What state policies would you like to see in place to address racial justice? What actions have you taken on racial justice?

An issue that is deeply personal to me is the issue of police shootings of unarmed black men. Behind every tragic loss of young life, I hear a mother’s screams. I can not imagine the pain. This is why, while on council, I advocated tirelessly on behalf of victims and their families. I know that police violence is a small sliver of institutional racism. I know first hand the injustices and systemic racism that exists. There isn’t a switch we can flip to end it. But we can continue to advance and protect programs like affirmative action, minority owned business incentives, and implicit bias trainings, while maintaining a robust social safety net and public education system to truly bring opportunity to all.


What state policies would you pursue to address the issue of income & wealth inequality?

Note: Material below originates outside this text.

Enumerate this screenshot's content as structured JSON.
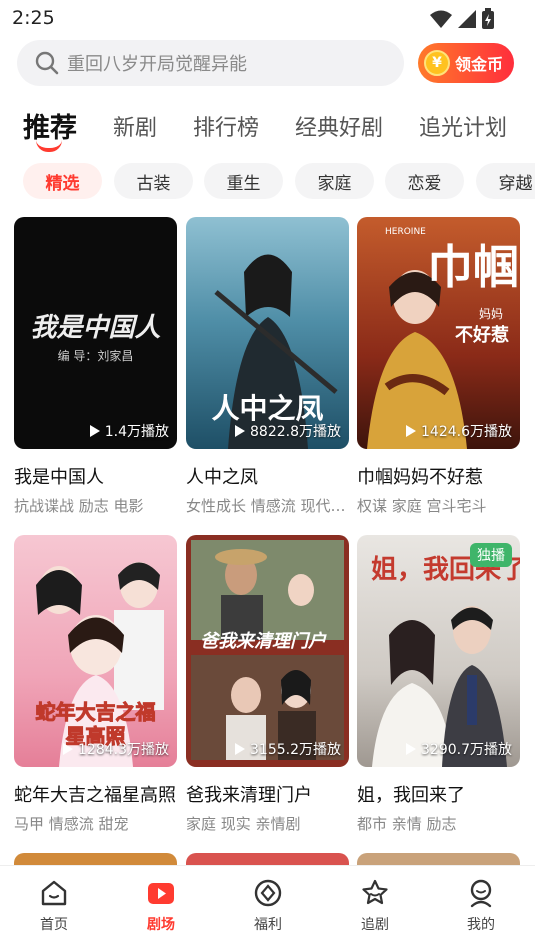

One of the key issues I have worked on my entire life as an activist is affordability - it is the lense through which I view many issues, including income and wealth inequality. People deserve to be able to afford to live their lives and support their families. To me, affordability does not end with investment in housing and affordable housing bonds. It means making sure people aren’t bankrupted by healthcare costs or overburdened by student loan debt; it means being a steward of their tax dollars to make sure we are investing in public education and not unnecessary border patrol expansions; and it means making sure that employers treat their employees fairly, equitably, and that people can earn a living wage. The Texas Legislature has a strong influence on every one of these issues, and each of these issues affects the everyday worker. Though the environment at the Capitol is hostile to many of our values, I will go to bat for Texas workers and laborers every day.

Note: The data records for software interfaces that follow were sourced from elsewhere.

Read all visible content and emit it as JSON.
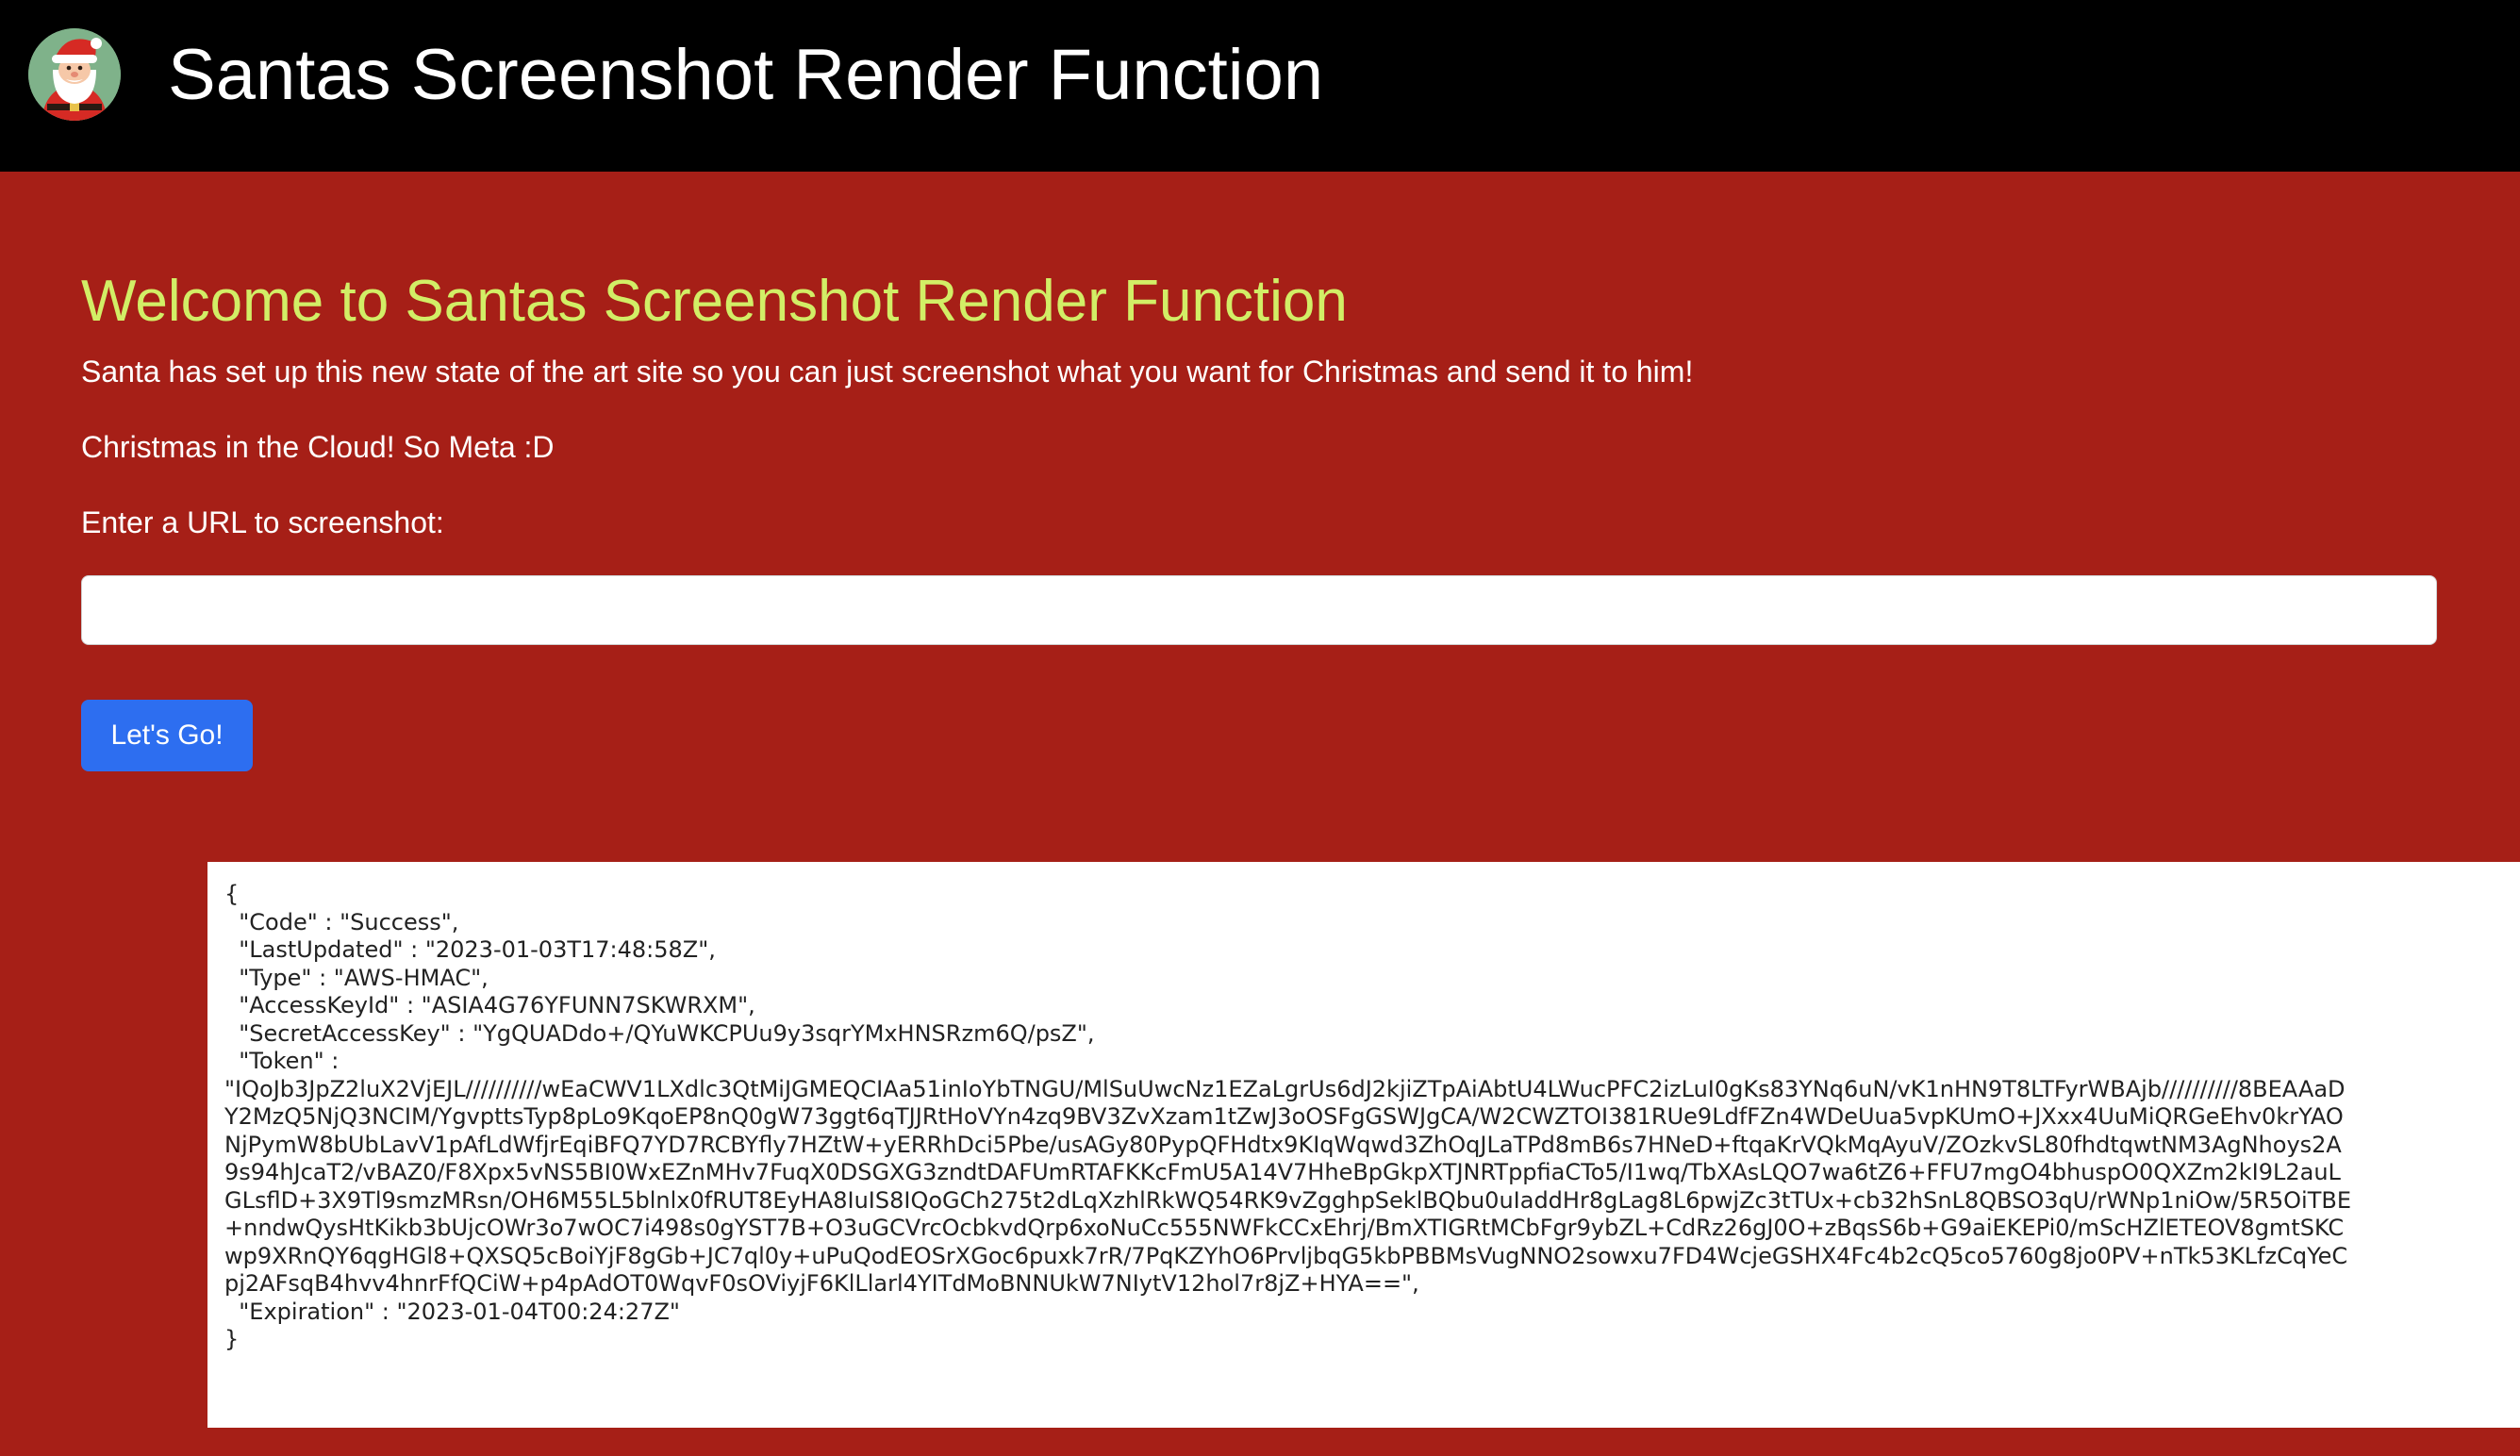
{
  "header": {
    "logo_icon": "santa-claus-icon",
    "title": "Santas Screenshot Render Function"
  },
  "main": {
    "heading": "Welcome to Santas Screenshot Render Function",
    "intro": "Santa has set up this new state of the art site so you can just screenshot what you want for Christmas and send it to him!",
    "tagline": "Christmas in the Cloud! So Meta :D",
    "url_label": "Enter a URL to screenshot:",
    "url_value": "",
    "url_placeholder": "",
    "go_button_label": "Let's Go!"
  },
  "result": {
    "text": "{\n  \"Code\" : \"Success\",\n  \"LastUpdated\" : \"2023-01-03T17:48:58Z\",\n  \"Type\" : \"AWS-HMAC\",\n  \"AccessKeyId\" : \"ASIA4G76YFUNN7SKWRXM\",\n  \"SecretAccessKey\" : \"YgQUADdo+/QYuWKCPUu9y3sqrYMxHNSRzm6Q/psZ\",\n  \"Token\" :\n\"IQoJb3JpZ2luX2VjEJL//////////wEaCWV1LXdlc3QtMiJGMEQCIAa51inIoYbTNGU/MlSuUwcNz1EZaLgrUs6dJ2kjiZTpAiAbtU4LWucPFC2izLuI0gKs83YNq6uN/vK1nHN9T8LTFyrWBAjb//////////8BEAAaD\nY2MzQ5NjQ3NCIM/YgvpttsTyp8pLo9KqoEP8nQ0gW73ggt6qTJJRtHoVYn4zq9BV3ZvXzam1tZwJ3oOSFgGSWJgCA/W2CWZTOI381RUe9LdfFZn4WDeUua5vpKUmO+JXxx4UuMiQRGeEhv0krYAO\nNjPymW8bUbLavV1pAfLdWfjrEqiBFQ7YD7RCBYfly7HZtW+yERRhDci5Pbe/usAGy80PypQFHdtx9KIqWqwd3ZhOqJLaTPd8mB6s7HNeD+ftqaKrVQkMqAyuV/ZOzkvSL80fhdtqwtNM3AgNhoys2A\n9s94hJcaT2/vBAZ0/F8Xpx5vNS5BI0WxEZnMHv7FuqX0DSGXG3zndtDAFUmRTAFKKcFmU5A14V7HheBpGkpXTJNRTppfiaCTo5/I1wq/TbXAsLQO7wa6tZ6+FFU7mgO4bhuspO0QXZm2kI9L2auL\nGLsflD+3X9Tl9smzMRsn/OH6M55L5blnlx0fRUT8EyHA8IuIS8IQoGCh275t2dLqXzhlRkWQ54RK9vZgghpSeklBQbu0uIaddHr8gLag8L6pwjZc3tTUx+cb32hSnL8QBSO3qU/rWNp1niOw/5R5OiTBE\n+nndwQysHtKikb3bUjcOWr3o7wOC7i498s0gYST7B+O3uGCVrcOcbkvdQrp6xoNuCc555NWFkCCxEhrj/BmXTIGRtMCbFgr9ybZL+CdRz26gJ0O+zBqsS6b+G9aiEKEPi0/mScHZlETEOV8gmtSKC\nwp9XRnQY6qgHGl8+QXSQ5cBoiYjF8gGb+JC7ql0y+uPuQodEOSrXGoc6puxk7rR/7PqKZYhO6PrvljbqG5kbPBBMsVugNNO2sowxu7FD4WcjeGSHX4Fc4b2cQ5co5760g8jo0PV+nTk53KLfzCqYeC\npj2AFsqB4hvv4hnrFfQCiW+p4pAdOT0WqvF0sOViyjF6KlLlarl4YITdMoBNNUkW7NIytV12hol7r8jZ+HYA==\",\n  \"Expiration\" : \"2023-01-04T00:24:27Z\"\n}"
  },
  "colors": {
    "header_bg": "#000000",
    "page_bg": "#a61f17",
    "heading": "#d2ee66",
    "button": "#2d6ef0"
  }
}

What are some policies you would implement to make our election system more democratic?

Our democratic institutions have taken some unfortunate steps back in Texas. Every time a court finds an issue with the GOP’s discriminatory Voter ID laws, the Tea Party just passes a new one. Voter registration in Texas has arcane deadlines, and early voting and voting by mail are quite restricted compared to some other states. Texas Urban Counties, which have some of the longest ballots in the nation due to all of the judges we elect, just suffered a loss that will make voting take even longer, with the removal of Straight Ticket Voting. We absolutely need to implement Online Voter Registration. As Tax Assessor-Collector Bruce Elfant says, it’s not a matter of if Texas implements Online Voter Registration, but whether we will be the last state to do so. The governor has continued to veto these efforts, but it is just a common-sense way to expand ballot box access with modern technology. Expanding access to mail-in ballots to the entire voting population is another way to make participating in our Democracy easier, and many governments already use it as the primary form of voting.


What actions have you taken to improve your community?

I stand by my Austin City Council record as one that improved the lives of others in Austin. Outside of tenure on Council, I have also served as a PTA President, on the board of Planned Parenthood, with the Urban League, with Downtown Austin Alliance, and on several bond committees.


What is your campaign strategy for winning in November 2018?

House District 46 is a very blue seat. The next State Representative will be decided in the Democratic Primary. However, that does not mean the campaign can end there. HD 46 has not had a strong campaign investment in a very long time. If I win the Primary, I look forward to working with the Travis County Democratic Party Coordinated Campaign to insure that East Austin, Manor, and Pflugerville get their fair share of voter registration and GOTV efforts to bring their numbers in line with the rest of Travis County. Additionally, with our statewide races on the ballot in 2018, every extra Democratic vote found in HD46 is another vote to send Ted Cruz home!